***** Data supplied
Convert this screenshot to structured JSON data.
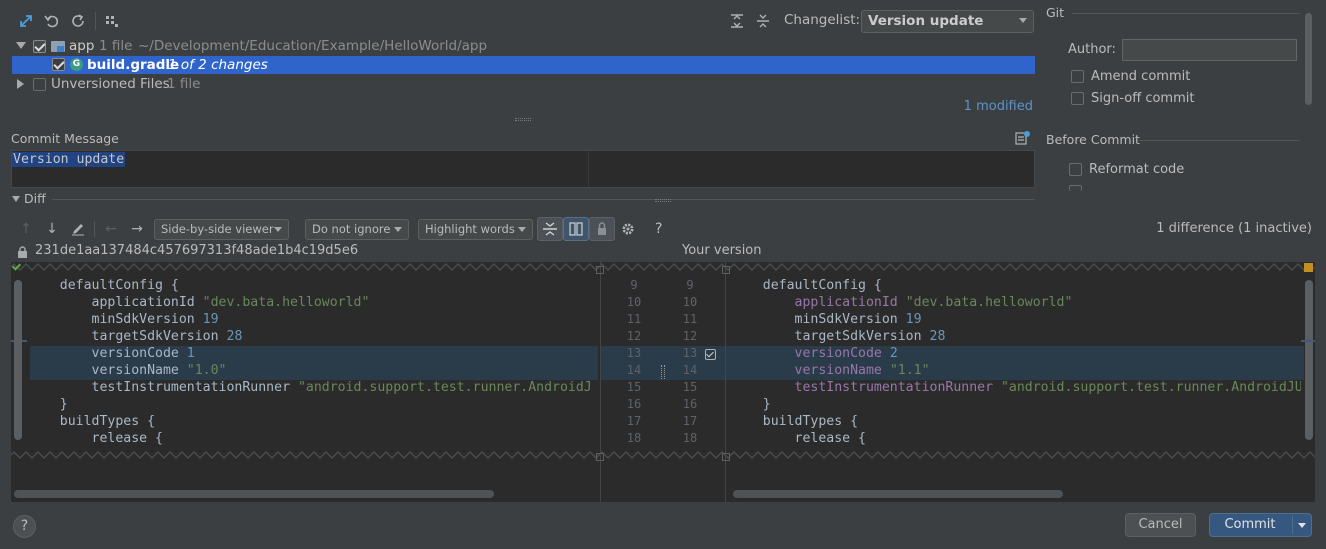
{
  "toolbar": {
    "changelist_label": "Changelist:",
    "changelist_value": "Version update"
  },
  "tree": {
    "root": {
      "name": "app",
      "count": "1 file",
      "path": "~/Development/Education/Example/HelloWorld/app"
    },
    "file": {
      "name": "build.gradle",
      "status": "1 of 2 changes"
    },
    "unversioned": {
      "name": "Unversioned Files",
      "count": "1 file"
    },
    "modified": "1 modified"
  },
  "commit": {
    "label": "Commit Message",
    "message": "Version update"
  },
  "git": {
    "section": "Git",
    "author_label": "Author:",
    "author_value": "",
    "amend": "Amend commit",
    "signoff": "Sign-off commit",
    "before_commit": "Before Commit",
    "reformat": "Reformat code"
  },
  "diff": {
    "label": "Diff",
    "viewer": "Side-by-side viewer",
    "ignore": "Do not ignore",
    "highlight": "Highlight words",
    "help": "?",
    "summary": "1 difference (1 inactive)",
    "left_title": "231de1aa137484c457697313f48ade1b4c19d5e6",
    "right_title": "Your version",
    "line_numbers": [
      "9",
      "10",
      "11",
      "12",
      "13",
      "14",
      "15",
      "16",
      "17",
      "18"
    ],
    "left_lines": [
      [
        {
          "t": "    defaultConfig {",
          "c": "plain"
        }
      ],
      [
        {
          "t": "        applicationId ",
          "c": "plain"
        },
        {
          "t": "\"dev.bata.helloworld\"",
          "c": "kw-str"
        }
      ],
      [
        {
          "t": "        minSdkVersion ",
          "c": "plain"
        },
        {
          "t": "19",
          "c": "kw-num"
        }
      ],
      [
        {
          "t": "        targetSdkVersion ",
          "c": "plain"
        },
        {
          "t": "28",
          "c": "kw-num"
        }
      ],
      [
        {
          "t": "        versionCode ",
          "c": "plain"
        },
        {
          "t": "1",
          "c": "kw-num"
        }
      ],
      [
        {
          "t": "        versionName ",
          "c": "plain"
        },
        {
          "t": "\"1.0\"",
          "c": "kw-str"
        }
      ],
      [
        {
          "t": "        testInstrumentationRunner ",
          "c": "plain"
        },
        {
          "t": "\"android.support.test.runner.AndroidJ",
          "c": "kw-str"
        }
      ],
      [
        {
          "t": "    }",
          "c": "plain"
        }
      ],
      [
        {
          "t": "    buildTypes {",
          "c": "plain"
        }
      ],
      [
        {
          "t": "        release {",
          "c": "plain"
        }
      ]
    ],
    "right_lines": [
      [
        {
          "t": "    defaultConfig {",
          "c": "plain"
        }
      ],
      [
        {
          "t": "        ",
          "c": "plain"
        },
        {
          "t": "applicationId",
          "c": "kw-purple"
        },
        {
          "t": " ",
          "c": "plain"
        },
        {
          "t": "\"dev.bata.helloworld\"",
          "c": "kw-str"
        }
      ],
      [
        {
          "t": "        minSdkVersion ",
          "c": "plain"
        },
        {
          "t": "19",
          "c": "kw-num"
        }
      ],
      [
        {
          "t": "        targetSdkVersion ",
          "c": "plain"
        },
        {
          "t": "28",
          "c": "kw-num"
        }
      ],
      [
        {
          "t": "        ",
          "c": "plain"
        },
        {
          "t": "versionCode",
          "c": "kw-purple"
        },
        {
          "t": " ",
          "c": "plain"
        },
        {
          "t": "2",
          "c": "kw-num"
        }
      ],
      [
        {
          "t": "        ",
          "c": "plain"
        },
        {
          "t": "versionName",
          "c": "kw-purple"
        },
        {
          "t": " ",
          "c": "plain"
        },
        {
          "t": "\"1.1\"",
          "c": "kw-str"
        }
      ],
      [
        {
          "t": "        ",
          "c": "plain"
        },
        {
          "t": "testInstrumentationRunner",
          "c": "kw-purple"
        },
        {
          "t": " ",
          "c": "plain"
        },
        {
          "t": "\"android.support.test.runner.AndroidJUn",
          "c": "kw-str"
        }
      ],
      [
        {
          "t": "    }",
          "c": "plain"
        }
      ],
      [
        {
          "t": "    buildTypes {",
          "c": "plain"
        }
      ],
      [
        {
          "t": "        release {",
          "c": "plain"
        }
      ]
    ]
  },
  "footer": {
    "help": "?",
    "cancel": "Cancel",
    "commit": "Commit"
  },
  "colors": {
    "selection": "#2f65ca",
    "changed_line": "#2a3b4a",
    "background": "#3c3f41",
    "editor": "#2b2b2b"
  }
}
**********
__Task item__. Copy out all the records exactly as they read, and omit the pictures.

__Solution to this problem__.
Convert this screenshot to structured JSON data.
{
  "toolbar": {
    "changelist_label": "Changelist:",
    "changelist_value": "Version update"
  },
  "tree": {
    "root": {
      "name": "app",
      "count": "1 file",
      "path": "~/Development/Education/Example/HelloWorld/app"
    },
    "file": {
      "name": "build.gradle",
      "status": "1 of 2 changes"
    },
    "unversioned": {
      "name": "Unversioned Files",
      "count": "1 file"
    },
    "modified": "1 modified"
  },
  "commit": {
    "label": "Commit Message",
    "message": "Version update"
  },
  "git": {
    "section": "Git",
    "author_label": "Author:",
    "author_value": "",
    "amend": "Amend commit",
    "signoff": "Sign-off commit",
    "before_commit": "Before Commit",
    "reformat": "Reformat code"
  },
  "diff": {
    "label": "Diff",
    "viewer": "Side-by-side viewer",
    "ignore": "Do not ignore",
    "highlight": "Highlight words",
    "help": "?",
    "summary": "1 difference (1 inactive)",
    "left_title": "231de1aa137484c457697313f48ade1b4c19d5e6",
    "right_title": "Your version",
    "line_numbers": [
      "9",
      "10",
      "11",
      "12",
      "13",
      "14",
      "15",
      "16",
      "17",
      "18"
    ],
    "left_lines": [
      [
        {
          "t": "    defaultConfig {",
          "c": "plain"
        }
      ],
      [
        {
          "t": "        applicationId ",
          "c": "plain"
        },
        {
          "t": "\"dev.bata.helloworld\"",
          "c": "kw-str"
        }
      ],
      [
        {
          "t": "        minSdkVersion ",
          "c": "plain"
        },
        {
          "t": "19",
          "c": "kw-num"
        }
      ],
      [
        {
          "t": "        targetSdkVersion ",
          "c": "plain"
        },
        {
          "t": "28",
          "c": "kw-num"
        }
      ],
      [
        {
          "t": "        versionCode ",
          "c": "plain"
        },
        {
          "t": "1",
          "c": "kw-num"
        }
      ],
      [
        {
          "t": "        versionName ",
          "c": "plain"
        },
        {
          "t": "\"1.0\"",
          "c": "kw-str"
        }
      ],
      [
        {
          "t": "        testInstrumentationRunner ",
          "c": "plain"
        },
        {
          "t": "\"android.support.test.runner.AndroidJ",
          "c": "kw-str"
        }
      ],
      [
        {
          "t": "    }",
          "c": "plain"
        }
      ],
      [
        {
          "t": "    buildTypes {",
          "c": "plain"
        }
      ],
      [
        {
          "t": "        release {",
          "c": "plain"
        }
      ]
    ],
    "right_lines": [
      [
        {
          "t": "    defaultConfig {",
          "c": "plain"
        }
      ],
      [
        {
          "t": "        ",
          "c": "plain"
        },
        {
          "t": "applicationId",
          "c": "kw-purple"
        },
        {
          "t": " ",
          "c": "plain"
        },
        {
          "t": "\"dev.bata.helloworld\"",
          "c": "kw-str"
        }
      ],
      [
        {
          "t": "        minSdkVersion ",
          "c": "plain"
        },
        {
          "t": "19",
          "c": "kw-num"
        }
      ],
      [
        {
          "t": "        targetSdkVersion ",
          "c": "plain"
        },
        {
          "t": "28",
          "c": "kw-num"
        }
      ],
      [
        {
          "t": "        ",
          "c": "plain"
        },
        {
          "t": "versionCode",
          "c": "kw-purple"
        },
        {
          "t": " ",
          "c": "plain"
        },
        {
          "t": "2",
          "c": "kw-num"
        }
      ],
      [
        {
          "t": "        ",
          "c": "plain"
        },
        {
          "t": "versionName",
          "c": "kw-purple"
        },
        {
          "t": " ",
          "c": "plain"
        },
        {
          "t": "\"1.1\"",
          "c": "kw-str"
        }
      ],
      [
        {
          "t": "        ",
          "c": "plain"
        },
        {
          "t": "testInstrumentationRunner",
          "c": "kw-purple"
        },
        {
          "t": " ",
          "c": "plain"
        },
        {
          "t": "\"android.support.test.runner.AndroidJUn",
          "c": "kw-str"
        }
      ],
      [
        {
          "t": "    }",
          "c": "plain"
        }
      ],
      [
        {
          "t": "    buildTypes {",
          "c": "plain"
        }
      ],
      [
        {
          "t": "        release {",
          "c": "plain"
        }
      ]
    ]
  },
  "footer": {
    "help": "?",
    "cancel": "Cancel",
    "commit": "Commit"
  },
  "colors": {
    "selection": "#2f65ca",
    "changed_line": "#2a3b4a",
    "background": "#3c3f41",
    "editor": "#2b2b2b"
  }
}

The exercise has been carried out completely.